In an area Zagat calls "Bouleyville" for its proliferation of restaurants owned by the same celebu-chef, David Bouley was then planning to open an "upscale Japanese-themed restaurant called Brushstrokes" in the Delphi space. That was two years ago. A liquor license battle ensued, fierce enough for Bouley to call it a "witch hunt." The Delphi waitress may have been right, but Bouley won the fight in March 2008.
Today, the building looks gutted and ready for demolition, marked by a big red X.
Through the end of 2008, the Department of Buildings shows complaints about after-hours work being done against a stop work order and "site conditions endangering workers."
This is a landmark building. The blog Haute Notes wrote extensively on its history, which dates back to 1860: "By the time of the First World War, photos show fine etched-glass entry doors and a sweeping canopy sheltering Vogric's Café. Its Slovenian owner advertised the Knickerbocker beers and ales brewed in Manhattan by Colonel Jacob Ruppert."
Most curious are the seeming ghost signs on the facade, which show a giant hand holding a paint brush and the words: "Brush Up Business with Paint, Paste, Paper, & Push." (Here, "push" means to sell, writes ForgottenNY.)
Frank Jump, in his excellent ghost sign blog, dates the signage to the 1910s. But Haute Notes writes, "the signs don't appear in any of the historic photos, even those from the 1940s."
Was the ghost sign somehow uncovered? Or was it put there later on, maybe for a 1970s movie, and made to look like the 1910s?
Whatever the story, it seems one of two things will happen to this building: Bouley will eventually move in or it will be demolished.

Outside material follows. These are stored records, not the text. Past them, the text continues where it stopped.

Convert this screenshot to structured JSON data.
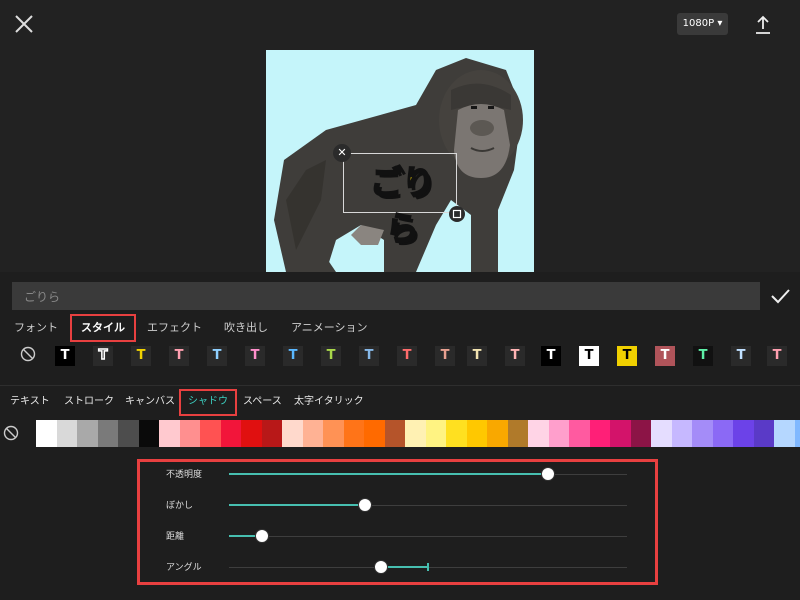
{
  "topbar": {
    "resolution_label": "1080P ▾"
  },
  "text_input": {
    "value": "ごりら"
  },
  "sticker_text": "ごりら",
  "tabs": [
    {
      "label": "フォント"
    },
    {
      "label": "スタイル"
    },
    {
      "label": "エフェクト"
    },
    {
      "label": "吹き出し"
    },
    {
      "label": "アニメーション"
    }
  ],
  "style_glyph": "T",
  "subtabs": [
    {
      "label": "テキスト"
    },
    {
      "label": "ストローク"
    },
    {
      "label": "キャンバス"
    },
    {
      "label": "シャドウ"
    },
    {
      "label": "スペース"
    },
    {
      "label": "太字イタリック"
    }
  ],
  "colors": [
    "#ffffff",
    "#d9d9d9",
    "#a9a9a9",
    "#7a7a7a",
    "#4d4d4d",
    "#0a0a0a",
    "#ffc9cf",
    "#ff8f8f",
    "#ff5252",
    "#f2153a",
    "#e01010",
    "#b81818",
    "#ffd9cc",
    "#ffb294",
    "#ff9255",
    "#ff7418",
    "#ff6a00",
    "#b5542a",
    "#fff1b3",
    "#fff382",
    "#ffe020",
    "#ffc800",
    "#f9a800",
    "#b07a2a",
    "#ffd4e6",
    "#ff9fcc",
    "#ff5aa0",
    "#ff1f77",
    "#d3136a",
    "#8c1446",
    "#e5ddff",
    "#c6b8ff",
    "#a48cf8",
    "#8b69f5",
    "#6c42e8",
    "#5a3ac7",
    "#b5d7ff",
    "#80b8ff"
  ],
  "sliders": [
    {
      "label": "不透明度",
      "value": 0.8
    },
    {
      "label": "ぼかし",
      "value": 0.34
    },
    {
      "label": "距離",
      "value": 0.08
    },
    {
      "label": "アングル",
      "value": 0.38,
      "fill_end": 0.5
    }
  ]
}
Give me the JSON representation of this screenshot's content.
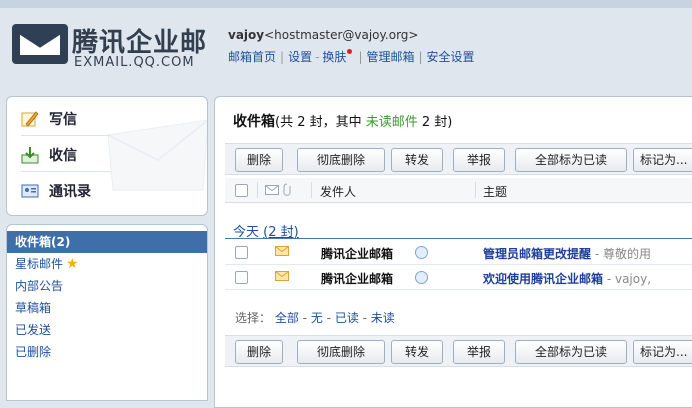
{
  "brand": {
    "cn": "腾讯企业邮",
    "en": "EXMAIL.QQ.COM"
  },
  "user": {
    "name": "vajoy",
    "email": "<hostmaster@vajoy.org>"
  },
  "toplinks": [
    "邮箱首页",
    "设置",
    "换肤",
    "管理邮箱",
    "安全设置"
  ],
  "compose": {
    "write": "写信",
    "receive": "收信",
    "contacts": "通讯录"
  },
  "folders": [
    {
      "label": "收件箱(2)",
      "active": true
    },
    {
      "label": "星标邮件"
    },
    {
      "label": "内部公告"
    },
    {
      "label": "草稿箱"
    },
    {
      "label": "已发送"
    },
    {
      "label": "已删除"
    }
  ],
  "inbox": {
    "title": "收件箱",
    "count_prefix": "(共 2 封，其中 ",
    "unread_label": "未读邮件",
    "count_suffix": " 2 封)"
  },
  "toolbar": {
    "delete": "删除",
    "delete_forever": "彻底删除",
    "forward": "转发",
    "report": "举报",
    "mark_all_read": "全部标为已读",
    "mark_as": "标记为..."
  },
  "columns": {
    "sender": "发件人",
    "subject": "主题"
  },
  "group": {
    "label": "今天",
    "count": "(2 封)"
  },
  "messages": [
    {
      "sender": "腾讯企业邮箱",
      "subject": "管理员邮箱更改提醒",
      "preview": " - 尊敬的用"
    },
    {
      "sender": "腾讯企业邮箱",
      "subject": "欢迎使用腾讯企业邮箱",
      "preview": " - vajoy,"
    }
  ],
  "selection": {
    "label": "选择：",
    "all": "全部",
    "none": "无",
    "read": "已读",
    "unread": "未读"
  },
  "colors": {
    "accent": "#3e6fa8",
    "link": "#1f4f9b",
    "unread_green": "#3a9b2c"
  }
}
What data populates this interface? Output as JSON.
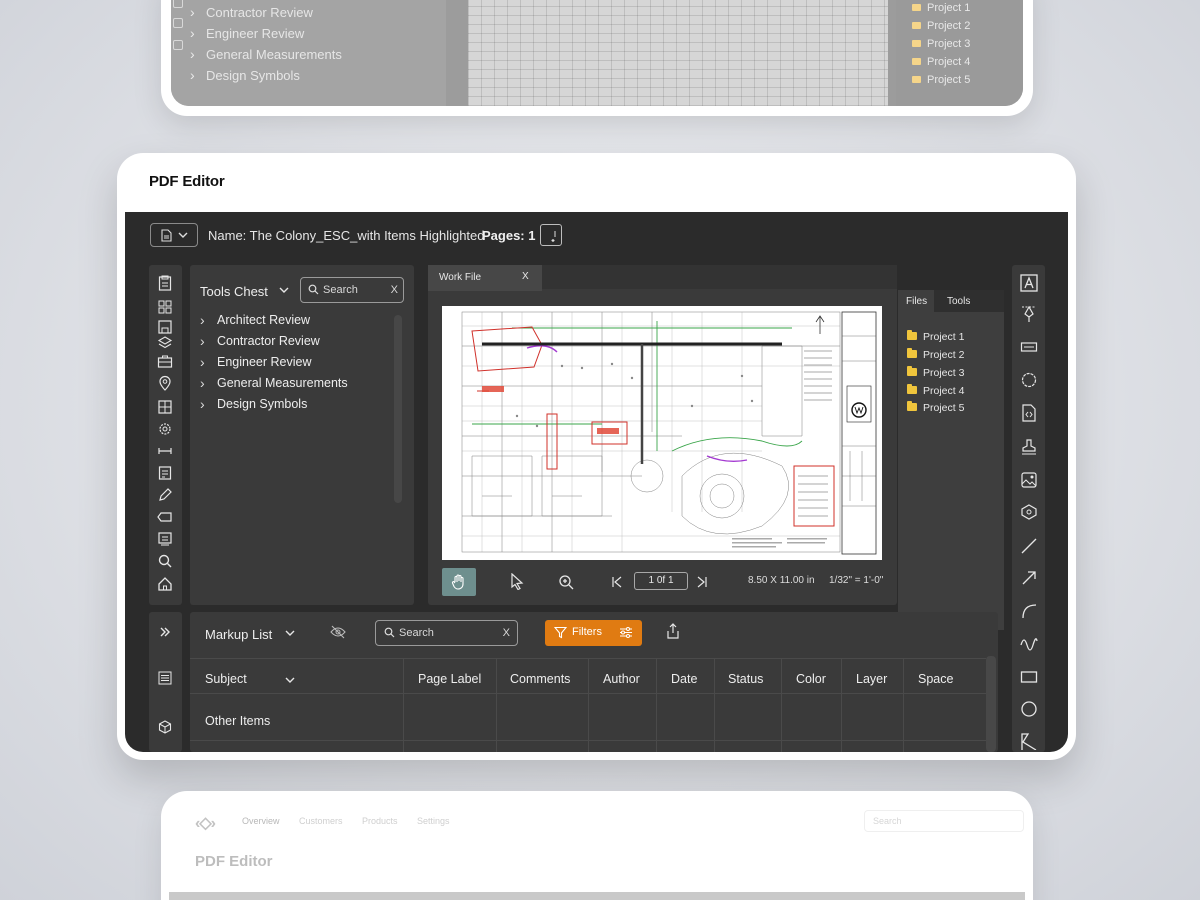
{
  "ghost_top": {
    "tree_items": [
      "Contractor Review",
      "Engineer Review",
      "General Measurements",
      "Design Symbols"
    ],
    "projects": [
      "Project 1",
      "Project 2",
      "Project 3",
      "Project 4",
      "Project 5"
    ]
  },
  "card": {
    "title": "PDF Editor"
  },
  "topbar": {
    "doc_name": "Name: The Colony_ESC_with Items Highlighted",
    "pages": "Pages: 1"
  },
  "tools_chest": {
    "title": "Tools Chest",
    "search_placeholder": "Search",
    "clear": "X",
    "items": [
      "Architect Review",
      "Contractor Review",
      "Engineer Review",
      "General Measurements",
      "Design Symbols"
    ]
  },
  "viewer": {
    "tab_label": "Work File",
    "tab_close": "X",
    "page_indicator": "1 0f 1",
    "page_size": "8.50 X 11.00 in",
    "scale": "1/32\" = 1'-0\""
  },
  "files_panel": {
    "tabs": [
      "Files",
      "Tools"
    ],
    "projects": [
      "Project 1",
      "Project 2",
      "Project 3",
      "Project 4",
      "Project 5"
    ],
    "folder_color": "#f0c53c"
  },
  "markup_list": {
    "title": "Markup List",
    "search_placeholder": "Search",
    "clear": "X",
    "filters_label": "Filters",
    "columns": [
      "Subject",
      "Page Label",
      "Comments",
      "Author",
      "Date",
      "Status",
      "Color",
      "Layer",
      "Space"
    ],
    "rows": [
      "Other Items"
    ]
  },
  "ghost_bottom": {
    "logo": "‹◇›",
    "nav": [
      "Overview",
      "Customers",
      "Products",
      "Settings"
    ],
    "search_placeholder": "Search",
    "title": "PDF Editor"
  },
  "colors": {
    "accent": "#e07b12",
    "app_bg": "#2b2b2b",
    "panel_bg": "#3a3a3a",
    "hand_active": "#6e8f8e"
  }
}
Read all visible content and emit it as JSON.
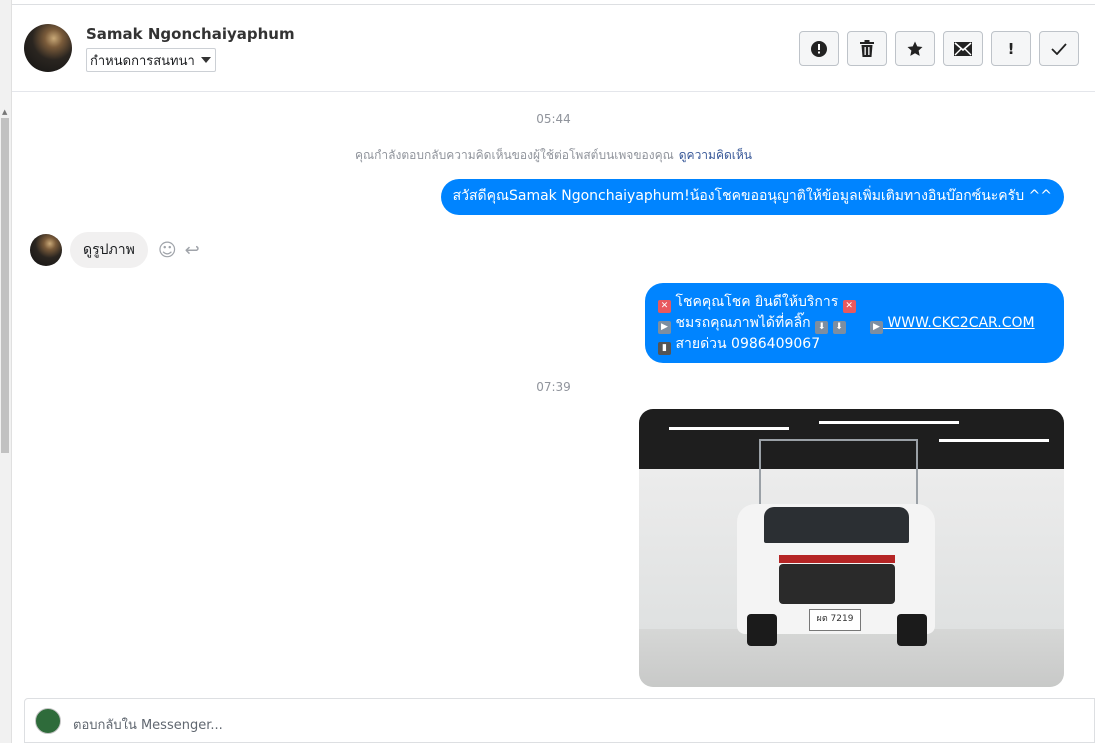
{
  "header": {
    "contact_name": "Samak Ngonchaiyaphum",
    "assign_label": "กำหนดการสนทนา",
    "actions": [
      {
        "icon": "alert-circle-icon",
        "glyph": "!"
      },
      {
        "icon": "trash-icon",
        "glyph": "🗑"
      },
      {
        "icon": "star-icon",
        "glyph": "★"
      },
      {
        "icon": "envelope-icon",
        "glyph": "✉"
      },
      {
        "icon": "exclamation-icon",
        "glyph": "!"
      },
      {
        "icon": "checkmark-icon",
        "glyph": "✓"
      }
    ]
  },
  "conversation": {
    "time_1": "05:44",
    "system_note": "คุณกำลังตอบกลับความคิดเห็นของผู้ใช้ต่อโพสต์บนเพจของคุณ",
    "system_note_link": "ดูความคิดเห็น",
    "message_out_1": "สวัสดีคุณSamak Ngonchaiyaphum!น้องโชคขออนุญาติให้ข้อมูลเพิ่มเติมทางอินบ๊อกซ์นะครับ ^^",
    "message_in_1": "ดูรูปภาพ",
    "message_out_2": {
      "line1": "โชคคุณโชค ยินดีให้บริการ",
      "line2": "ชมรถคุณภาพได้ที่คลิ๊ก",
      "url": "WWW.CKC2CAR.COM",
      "line3": "สายด่วน 0986409067"
    },
    "time_2": "07:39",
    "photo_plate": "ผต 7219"
  },
  "composer": {
    "placeholder": "ตอบกลับใน Messenger..."
  }
}
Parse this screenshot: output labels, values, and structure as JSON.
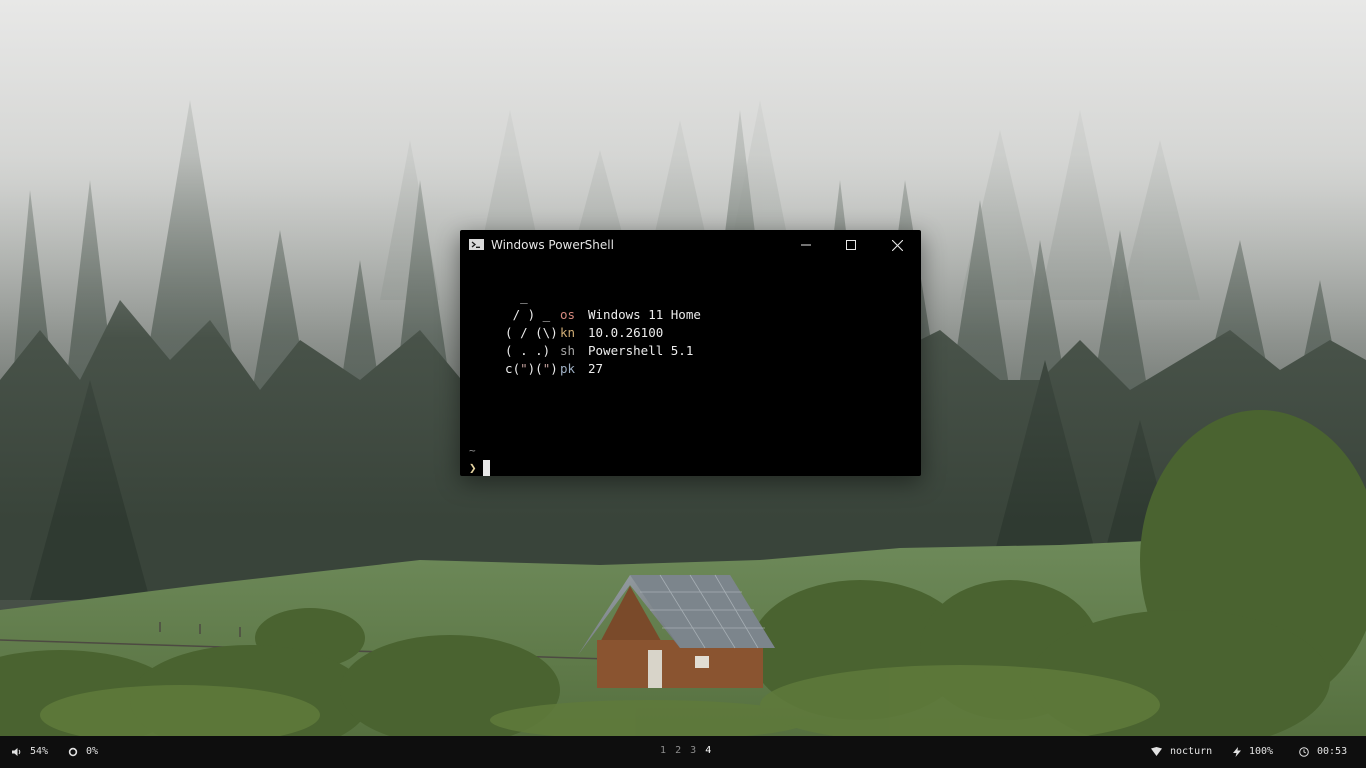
{
  "window": {
    "title": "Windows PowerShell",
    "icon": "powershell-icon",
    "controls": [
      "minimize-icon",
      "maximize-icon",
      "close-icon"
    ]
  },
  "fetch": {
    "ascii": {
      "line1": "    _",
      "line2": "   / ) _",
      "line3": "  ( / (\\)",
      "line4": "  ( . .)",
      "line5a": "  c(",
      "q1": "\"",
      "line5b": ")(",
      "q2": "\"",
      "line5c": ")"
    },
    "rows": [
      {
        "key": "os",
        "value": "Windows 11 Home",
        "key_color": "#d78a7f"
      },
      {
        "key": "kn",
        "value": "10.0.26100",
        "key_color": "#d0ad76"
      },
      {
        "key": "sh",
        "value": "Powershell 5.1",
        "key_color": "#a6a6a6"
      },
      {
        "key": "pk",
        "value": "27",
        "key_color": "#9fb0c4"
      }
    ]
  },
  "prompt": {
    "cwd": "~",
    "symbol": "❯"
  },
  "taskbar": {
    "volume": {
      "icon": "volume-icon",
      "value": "54%"
    },
    "brightness": {
      "icon": "brightness-icon",
      "value": "0%"
    },
    "workspaces": [
      "1",
      "2",
      "3",
      "4"
    ],
    "active_workspace": "4",
    "wifi": {
      "icon": "wifi-icon",
      "value": "nocturn"
    },
    "battery": {
      "icon": "battery-bolt-icon",
      "value": "100%"
    },
    "clock": {
      "icon": "clock-icon",
      "value": "00:53"
    }
  }
}
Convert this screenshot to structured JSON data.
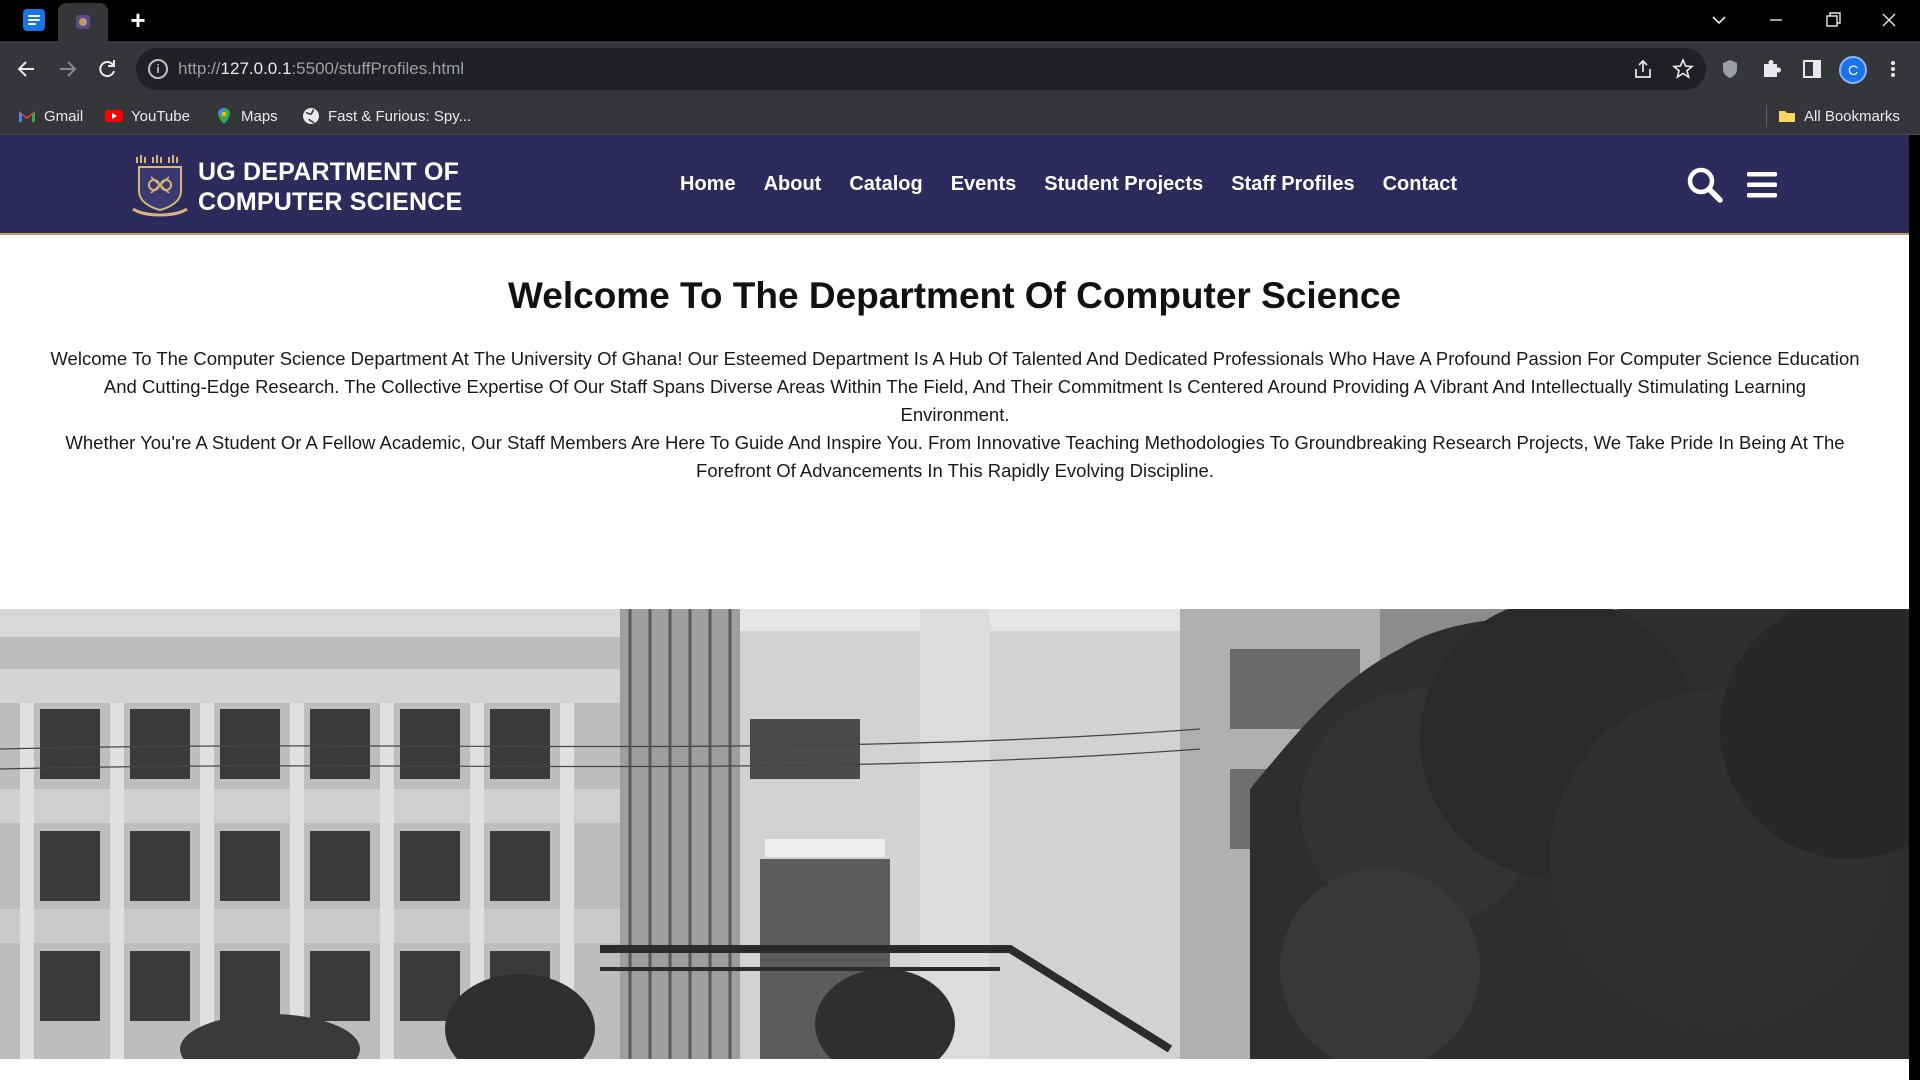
{
  "browser": {
    "new_tab_symbol": "+",
    "url_prefix": "http://",
    "url_host": "127.0.0.1",
    "url_rest": ":5500/stuffProfiles.html",
    "profile_initial": "C",
    "bookmarks": [
      {
        "label": "Gmail",
        "icon": "gmail-icon"
      },
      {
        "label": "YouTube",
        "icon": "youtube-icon"
      },
      {
        "label": "Maps",
        "icon": "maps-icon"
      },
      {
        "label": "Fast & Furious: Spy...",
        "icon": "globe-icon"
      }
    ],
    "all_bookmarks": "All Bookmarks"
  },
  "site": {
    "brand_line1": "UG DEPARTMENT OF",
    "brand_line2": "COMPUTER SCIENCE",
    "nav": [
      "Home",
      "About",
      "Catalog",
      "Events",
      "Student Projects",
      "Staff Profiles",
      "Contact"
    ],
    "colors": {
      "header_bg": "#2d2a5c",
      "header_accent": "#c59a62"
    }
  },
  "main": {
    "title": "Welcome To The Department Of Computer Science",
    "paragraph1": "Welcome To The Computer Science Department At The University Of Ghana! Our Esteemed Department Is A Hub Of Talented And Dedicated Professionals Who Have A Profound Passion For Computer Science Education And Cutting-Edge Research. The Collective Expertise Of Our Staff Spans Diverse Areas Within The Field, And Their Commitment Is Centered Around Providing A Vibrant And Intellectually Stimulating Learning Environment.",
    "paragraph2": "Whether You're A Student Or A Fellow Academic, Our Staff Members Are Here To Guide And Inspire You. From Innovative Teaching Methodologies To Groundbreaking Research Projects, We Take Pride In Being At The Forefront Of Advancements In This Rapidly Evolving Discipline."
  }
}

Either way, we'll probably lose the signage, as we lost the Delphi, a once-strong survivor in a vanishing part of town.
As a 2003 Downtown Express put it: "Whenever a trendy new bistro opens up, or a chain spreads its wings and expands into occupied territory, I imagine the neighborhood’s longstanding restaurants must brace themselves for the competition that comes along with gentrification... however, Delphi has held its own for many years, defiantly refusing to be intimidated by the influx of new options for hungry Tribecans."
Bouleyville was originally slated to get its trendy new bistro up and running here by the spring of 2009. Perhaps, still haunting its tomb, the spirit of Delphi continues to defy.